DATASET RECORDS:

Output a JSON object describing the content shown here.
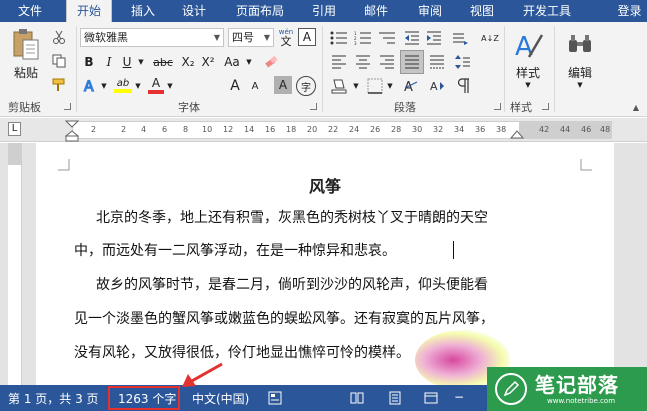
{
  "tabs": [
    {
      "label": "文件"
    },
    {
      "label": "开始"
    },
    {
      "label": "插入"
    },
    {
      "label": "设计"
    },
    {
      "label": "页面布局"
    },
    {
      "label": "引用"
    },
    {
      "label": "邮件"
    },
    {
      "label": "审阅"
    },
    {
      "label": "视图"
    },
    {
      "label": "开发工具"
    },
    {
      "label": "登录"
    }
  ],
  "ribbon": {
    "clipboard": {
      "label": "剪贴板",
      "paste_label": "粘贴"
    },
    "font": {
      "label": "字体",
      "font_name": "微软雅黑",
      "font_size": "四号",
      "wen_label": "wén",
      "wen_char": "文",
      "border_char": "A",
      "bold": "B",
      "italic": "I",
      "underline": "U",
      "strike": "abc",
      "subscript": "X₂",
      "superscript": "X²",
      "case": "Aa",
      "grow": "A",
      "shrink": "A",
      "shade": "A",
      "circle_char": "字",
      "highlight": "ab",
      "color_a": "A",
      "text_effect": "A"
    },
    "paragraph": {
      "label": "段落",
      "sort": "A↓Z"
    },
    "styles": {
      "label": "样式",
      "style_label": "样式"
    },
    "editing": {
      "label": "编辑"
    }
  },
  "ruler": {
    "corner": "L",
    "ticks": [
      "2",
      "2",
      "4",
      "6",
      "8",
      "10",
      "12",
      "14",
      "16",
      "18",
      "20",
      "22",
      "24",
      "26",
      "28",
      "30",
      "32",
      "34",
      "36",
      "38",
      "42",
      "44",
      "46",
      "48"
    ]
  },
  "document": {
    "title": "风筝",
    "lines": [
      "北京的冬季，地上还有积雪，灰黑色的秃树枝丫叉于晴朗的天空",
      "中，而远处有一二风筝浮动，在是一种惊异和悲哀。",
      "故乡的风筝时节，是春二月，倘听到沙沙的风轮声，仰头便能看",
      "见一个淡墨色的蟹风筝或嫩蓝色的蜈蚣风筝。还有寂寞的瓦片风筝，",
      "没有风轮，又放得很低，伶仃地显出憔悴可怜的模样。"
    ]
  },
  "status": {
    "page_info": "第 1 页，共 3 页",
    "word_count": "1263 个字",
    "language": "中文(中国)"
  },
  "watermark": {
    "title": "笔记部落",
    "url": "www.notetribe.com"
  },
  "colors": {
    "word_blue": "#2b579a",
    "highlight_red": "#e2312f",
    "watermark_green": "#2d9b4d"
  }
}
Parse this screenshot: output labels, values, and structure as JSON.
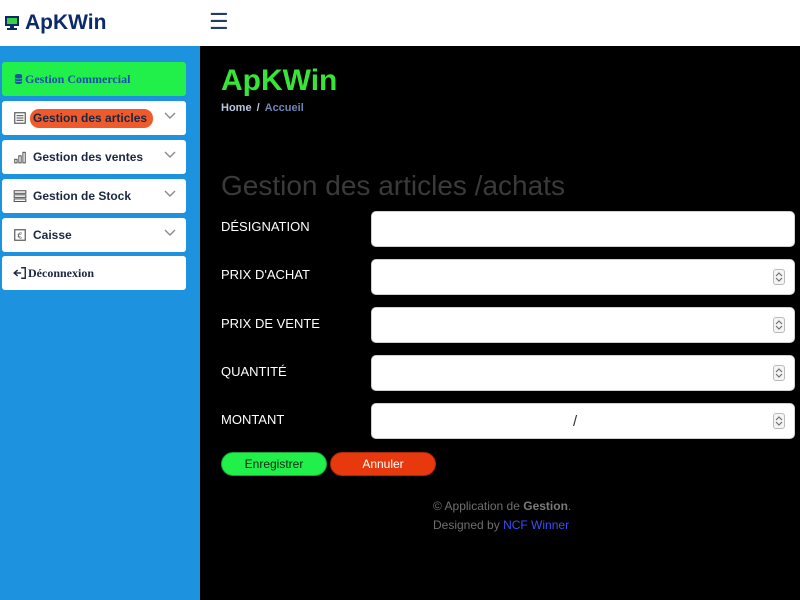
{
  "header": {
    "brand": "ApKWin",
    "menu_icon": "hamburger-icon"
  },
  "sidebar": {
    "items": [
      {
        "label": "Gestion Commercial",
        "icon": "database-icon",
        "active": true
      },
      {
        "label": "Gestion des articles",
        "icon": "list-icon",
        "highlighted": true
      },
      {
        "label": "Gestion des ventes",
        "icon": "bar-chart-icon"
      },
      {
        "label": "Gestion de Stock",
        "icon": "stock-list-icon"
      },
      {
        "label": "Caisse",
        "icon": "euro-icon"
      },
      {
        "label": "Déconnexion",
        "icon": "logout-icon"
      }
    ]
  },
  "main": {
    "title": "ApKWin",
    "breadcrumb": {
      "home": "Home",
      "separator": "/",
      "current": "Accueil"
    },
    "section_title": "Gestion des articles /achats",
    "form": {
      "designation_label": "DÉSIGNATION",
      "designation_value": "",
      "prix_achat_label": "PRIX D'ACHAT",
      "prix_achat_value": "",
      "prix_vente_label": "PRIX DE VENTE",
      "prix_vente_value": "",
      "quantite_label": "QUANTITÉ",
      "quantite_value": "",
      "montant_label": "MONTANT",
      "montant_display": "/"
    },
    "buttons": {
      "save": "Enregistrer",
      "cancel": "Annuler"
    },
    "footer": {
      "copyright": "© Application de",
      "app_word": "Gestion",
      "period": ".",
      "designed_by": "Designed by",
      "author": "NCF Winner"
    }
  },
  "colors": {
    "brand_navy": "#0b2a6a",
    "sidebar_blue": "#1d92de",
    "accent_green": "#22f04a",
    "title_green": "#37e536",
    "danger_orange": "#e8390e",
    "pill_orange": "#ef5a2d",
    "link_blue": "#3b4ff5"
  }
}
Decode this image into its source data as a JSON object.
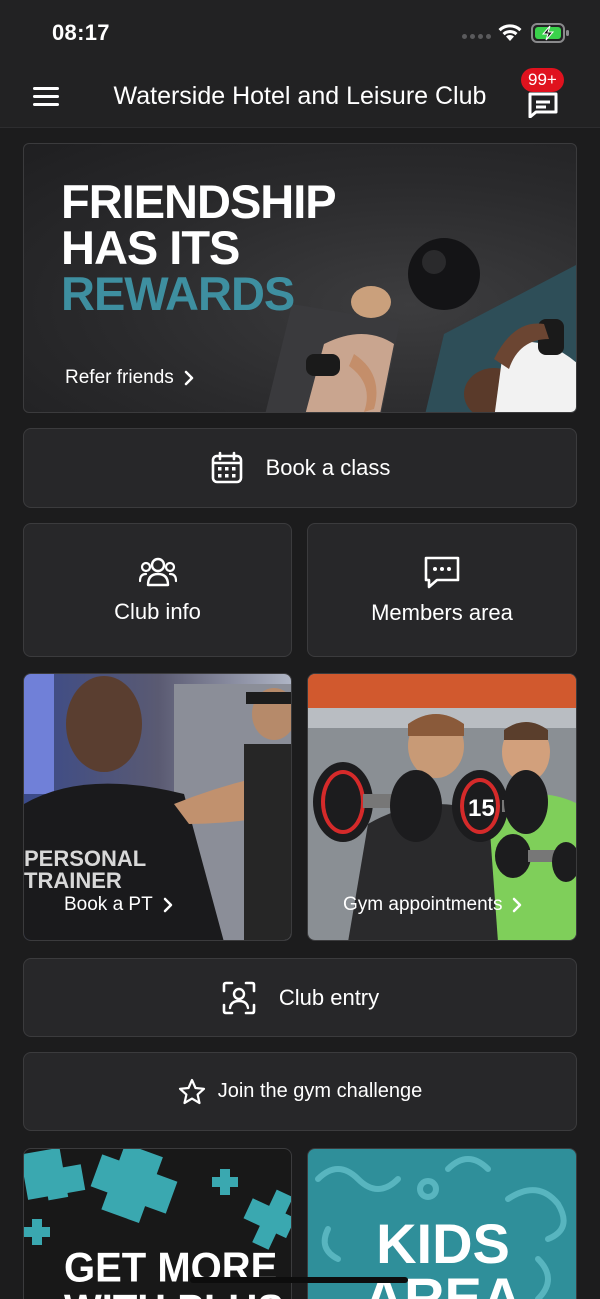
{
  "status": {
    "time": "08:17"
  },
  "header": {
    "title": "Waterside Hotel and Leisure Club",
    "badge": "99+"
  },
  "hero": {
    "line1": "FRIENDSHIP",
    "line2": "HAS ITS",
    "line3": "REWARDS",
    "link_label": "Refer friends"
  },
  "actions": {
    "book_class": "Book a class",
    "club_info": "Club info",
    "members_area": "Members area",
    "book_pt": "Book a PT",
    "pt_shirt_line1": "PERSONAL",
    "pt_shirt_line2": "TRAINER",
    "gym_appointments": "Gym appointments",
    "dumbbell_weight": "15",
    "club_entry": "Club entry",
    "gym_challenge": "Join the gym challenge"
  },
  "promos": {
    "plus_line1": "GET MORE",
    "plus_line2": "WITH PLUS",
    "kids_line1": "KIDS",
    "kids_line2": "AREA"
  },
  "colors": {
    "background": "#1c1c1d",
    "card": "#272729",
    "accent_teal": "#3e8fa0",
    "badge_red": "#e0121e"
  }
}
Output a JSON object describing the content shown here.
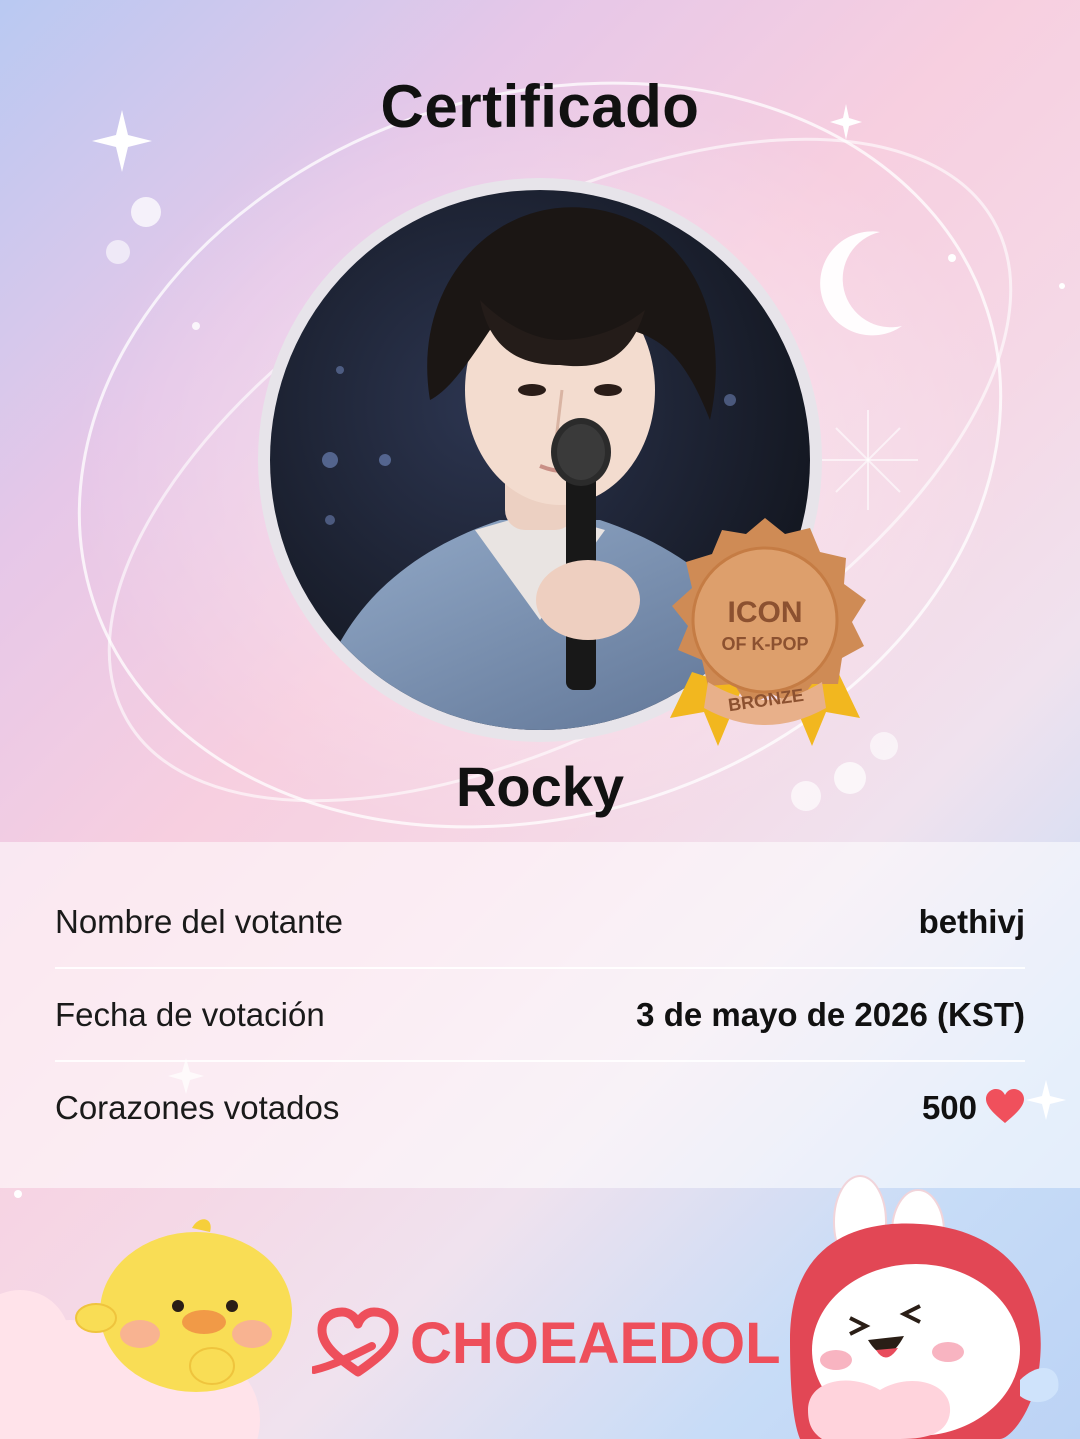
{
  "certificate": {
    "title": "Certificado",
    "idol_name": "Rocky",
    "badge": {
      "line1": "ICON",
      "line2": "OF K-POP",
      "tier": "BRONZE"
    },
    "rows": [
      {
        "label": "Nombre del votante",
        "value": "bethivj"
      },
      {
        "label": "Fecha de votación",
        "value": "3 de mayo de 2026 (KST)"
      },
      {
        "label": "Corazones votados",
        "value": "500"
      }
    ]
  },
  "brand": {
    "name": "CHOEAEDOL"
  },
  "icons": {
    "heart": "heart-icon",
    "sparkle": "sparkle-icon",
    "moon": "moon-icon",
    "chick": "chick-mascot",
    "bunny": "bunny-mascot",
    "brand_logo": "choeaedol-logo-icon",
    "photo": "idol-photo"
  },
  "colors": {
    "brand_red": "#ee4f5b",
    "heart_red": "#f0505c",
    "badge_bronze": "#cf8b55"
  }
}
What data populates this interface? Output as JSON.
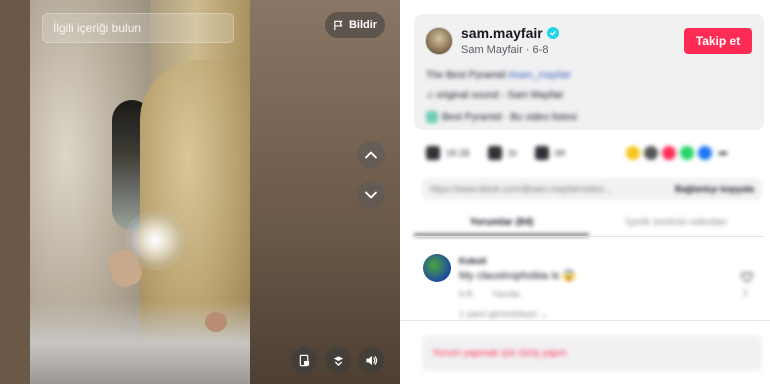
{
  "search": {
    "placeholder": "İlgili içeriği bulun",
    "icon": "search-icon"
  },
  "video": {
    "report_label": "Bildir",
    "controls": [
      "prev-video-icon",
      "next-video-icon",
      "miniplayer-icon",
      "pip-icon",
      "volume-icon"
    ]
  },
  "author": {
    "username": "sam.mayfair",
    "verified": true,
    "display_name": "Sam Mayfair",
    "date": "6-8",
    "follow_label": "Takip et"
  },
  "post": {
    "title": "The Best Pyramid",
    "hashtag": "#sam_mayfair",
    "sound": "♫ original sound - Sam Mayfair",
    "playlist": "Best Pyramid · Bu video listesi",
    "likes": "18.1B",
    "comments": "1k",
    "saves": "6K",
    "link": "https://www.tiktok.com/@sam.mayfair/video...",
    "copy_link_label": "Bağlantıyı kopyala"
  },
  "share_colors": [
    "#f5c518",
    "#555555",
    "#fe2c55",
    "#25d366",
    "#1877f2"
  ],
  "tabs": [
    {
      "label": "Yorumlar (84)",
      "active": true
    },
    {
      "label": "İçerik üreticisi videoları",
      "active": false
    }
  ],
  "comment": {
    "user": "Kokoli",
    "text": "My claustrophobia is",
    "emoji": "😱",
    "age": "6-8",
    "reply_label": "Yanıtla",
    "likes": "1",
    "more_replies": "1 yanıt görüntüleyin"
  },
  "login_prompt": "Yorum yapmak için Giriş yapın"
}
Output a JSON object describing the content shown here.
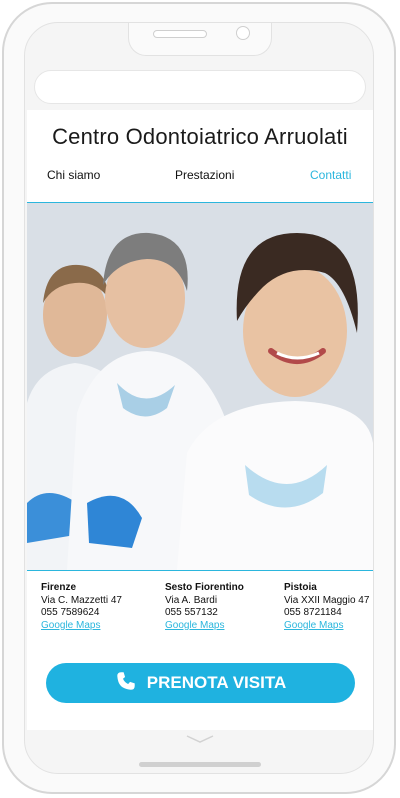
{
  "site": {
    "title": "Centro Odontoiatrico Arruolati",
    "nav": [
      {
        "label": "Chi siamo",
        "active": false
      },
      {
        "label": "Prestazioni",
        "active": false
      },
      {
        "label": "Contatti",
        "active": true
      }
    ]
  },
  "locations": [
    {
      "city": "Firenze",
      "address": "Via C. Mazzetti 47",
      "phone": "055 7589624",
      "map_link": "Google Maps"
    },
    {
      "city": "Sesto Fiorentino",
      "address": "Via A. Bardi",
      "phone": "055 557132",
      "map_link": "Google Maps"
    },
    {
      "city": "Pistoia",
      "address": "Via XXII Maggio 47",
      "phone": "055 8721184",
      "map_link": "Google Maps"
    }
  ],
  "cta": {
    "label": "PRENOTA VISITA",
    "icon": "phone-icon"
  },
  "colors": {
    "accent": "#2bb6dd",
    "button": "#1fb2e0"
  }
}
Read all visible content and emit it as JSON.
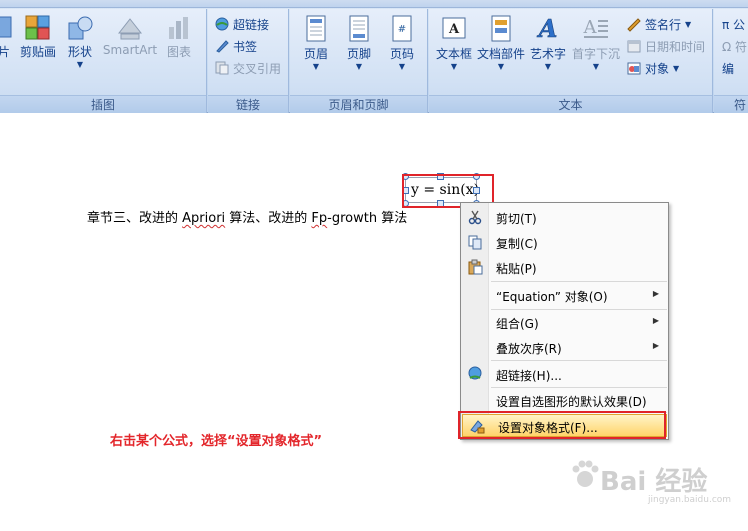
{
  "ribbon": {
    "groups": {
      "illustrations": {
        "label": "插图",
        "buttons": {
          "picture_partial": "片",
          "clipart": "剪贴画",
          "shapes": "形状",
          "smartart": "SmartArt",
          "chart": "图表"
        }
      },
      "links": {
        "label": "链接",
        "hyperlink": "超链接",
        "bookmark": "书签",
        "cross_reference": "交叉引用"
      },
      "header_footer": {
        "label": "页眉和页脚",
        "header": "页眉",
        "footer": "页脚",
        "page_number": "页码"
      },
      "text": {
        "label": "文本",
        "textbox": "文本框",
        "quick_parts": "文档部件",
        "wordart": "艺术字",
        "drop_cap": "首字下沉",
        "signature_line": "签名行",
        "date_time": "日期和时间",
        "object": "对象"
      },
      "symbols_partial": {
        "label": "符",
        "pi": "π 公",
        "omega": "Ω 符",
        "third": "编"
      }
    }
  },
  "document": {
    "text_before": "章节三、改进的 ",
    "apriori": "Apriori",
    "text_mid": " 算法、改进的 ",
    "fp": "Fp",
    "text_after": "-growth 算法",
    "equation": "y = sin(x)"
  },
  "context_menu": {
    "items": [
      {
        "label": "剪切(T)",
        "icon": "scissors-icon"
      },
      {
        "label": "复制(C)",
        "icon": "copy-icon"
      },
      {
        "label": "粘贴(P)",
        "icon": "paste-icon"
      },
      {
        "label": "“Equation” 对象(O)",
        "submenu": true
      },
      {
        "label": "组合(G)",
        "submenu": true
      },
      {
        "label": "叠放次序(R)",
        "submenu": true
      },
      {
        "label": "超链接(H)...",
        "icon": "globe-link-icon"
      },
      {
        "label": "设置自选图形的默认效果(D)"
      },
      {
        "label": "设置对象格式(F)...",
        "icon": "format-object-icon",
        "highlighted": true
      }
    ]
  },
  "instruction": "右击某个公式，选择“设置对象格式”",
  "watermark": {
    "text": "Bai  经验",
    "sub": "jingyan.baidu.com"
  },
  "colors": {
    "annotation_red": "#e0242a",
    "ribbon_text": "#15428b",
    "menu_highlight": "#ffd46a"
  }
}
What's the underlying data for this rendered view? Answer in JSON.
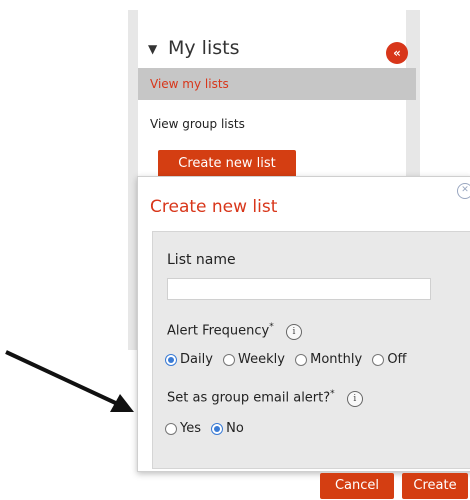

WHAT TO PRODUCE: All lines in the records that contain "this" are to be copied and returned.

TASK RESPONSE:
Parse this screenshot: output labels, values, and structure as JSON.
Decode this image into its source data as a JSON object.
What data populates this interface? Output as JSON.
What's the underlying data for this rendered view? Answer in JSON.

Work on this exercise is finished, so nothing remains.